Jun 24, 2022

Who knew that bicycling could be so scandalous? But in the late 1800's a bicycling craze would lead some women to dress in a way that was not in the social norms at the times.  Just Press play to hear the whole story.

Click on search links to see if there are episodes with related content: Andrew Wanko, Women's History, Pastimes and Leisure,

Podcast Transcript: I’m Andrew Wanko, Public Historian of the Missouri Historical Society, and Here’s History on 88-one, KDHX. ———

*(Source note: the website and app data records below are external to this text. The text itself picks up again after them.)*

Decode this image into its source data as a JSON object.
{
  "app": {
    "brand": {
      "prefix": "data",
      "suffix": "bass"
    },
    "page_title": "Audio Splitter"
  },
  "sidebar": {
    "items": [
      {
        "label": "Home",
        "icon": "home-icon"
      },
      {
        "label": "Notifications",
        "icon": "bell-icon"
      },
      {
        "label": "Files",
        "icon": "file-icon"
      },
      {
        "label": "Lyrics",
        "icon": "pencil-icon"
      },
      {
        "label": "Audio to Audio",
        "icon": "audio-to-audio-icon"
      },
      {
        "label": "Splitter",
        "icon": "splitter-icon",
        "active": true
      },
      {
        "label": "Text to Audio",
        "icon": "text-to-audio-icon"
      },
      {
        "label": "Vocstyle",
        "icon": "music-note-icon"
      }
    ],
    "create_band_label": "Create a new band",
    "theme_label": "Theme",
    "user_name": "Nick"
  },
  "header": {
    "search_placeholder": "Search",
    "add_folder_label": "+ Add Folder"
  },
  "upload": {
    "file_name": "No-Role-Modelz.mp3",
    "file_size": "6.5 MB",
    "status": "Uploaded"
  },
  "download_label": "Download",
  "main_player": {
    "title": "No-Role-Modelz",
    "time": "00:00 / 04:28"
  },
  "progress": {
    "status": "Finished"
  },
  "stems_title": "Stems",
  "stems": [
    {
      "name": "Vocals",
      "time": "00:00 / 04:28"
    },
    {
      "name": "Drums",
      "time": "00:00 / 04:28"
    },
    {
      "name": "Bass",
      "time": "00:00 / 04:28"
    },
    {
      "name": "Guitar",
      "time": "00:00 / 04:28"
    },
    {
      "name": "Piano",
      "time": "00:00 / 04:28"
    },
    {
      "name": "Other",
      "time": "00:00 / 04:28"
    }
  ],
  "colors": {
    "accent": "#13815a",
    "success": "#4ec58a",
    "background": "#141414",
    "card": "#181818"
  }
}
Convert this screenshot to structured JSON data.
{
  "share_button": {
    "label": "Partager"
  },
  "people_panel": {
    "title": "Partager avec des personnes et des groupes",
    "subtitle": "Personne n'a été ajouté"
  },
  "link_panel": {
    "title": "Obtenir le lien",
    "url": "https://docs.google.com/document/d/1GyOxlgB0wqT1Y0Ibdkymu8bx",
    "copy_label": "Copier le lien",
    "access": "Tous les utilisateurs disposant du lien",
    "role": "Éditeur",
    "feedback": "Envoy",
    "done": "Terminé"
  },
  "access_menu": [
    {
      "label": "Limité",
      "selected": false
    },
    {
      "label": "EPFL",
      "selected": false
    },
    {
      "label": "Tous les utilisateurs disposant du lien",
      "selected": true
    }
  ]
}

In the summer of 1896, the United States was stricken with “wheel fever.” Bicycling became a verified mania, and St. Louisans were some of the most enthusiastic riders. In 1896 St. Louis reported two million dollars in bicycle sales - at 75 dollars a bike, that’s over 27,000 bicycles in a city of 500,000 people. One St. Louis reporter was astonished when he counted more than 2,800 bike riders pass the corner of 4th and Walnut in a single day’s morning commute. ——

While complaints were plenty about bicycles clogging streets and “scorchers” flying past pedestrians in city parks, the biggest controversy was that women wanted to ride bikes too, and they were taking off their dresses to do it. Because a long dress made pedaling nearly impossible and could get dangerously snagged in the gears of a bicycle, many women adopted baggy, knee-length pants called “bloomers” that left their lower legs free. ———

“With their nether limbs exposed,” as one astonished St. Louis reporter put it, “Bloomer Girls,” dominated news about bicycling.  Women’s rights advocates praised bloomers for freeing women from fashion bondage, while others vilified bloomers as immodest or even ruinous to social order. One anti-women-biking St. Louis newspaper article displayed before and after illustrations of “pale beauties” transformed into “perfect frights” by bicycle riding. With windblown hair, sun-flushed cheeks, and of course, bloomers on display, these illustrations meant to terrify must have actually looked wonderfully enticing to countless St. Louis women. ——-

While “wheel fever” quickly peaked and fizzled across the late 1890s, the battles over women’s fashion and freedom that bicycling sparked were part of a much wider pushing back against the Victorian era’s strict social rules. For St. Louis women in 1896, bloomers and bicycles were more than just new clothes and transportation – they were a doorway to personal independence, friendships, increased self-esteem, and the thing society so often stole from their lives – a source of fun. ———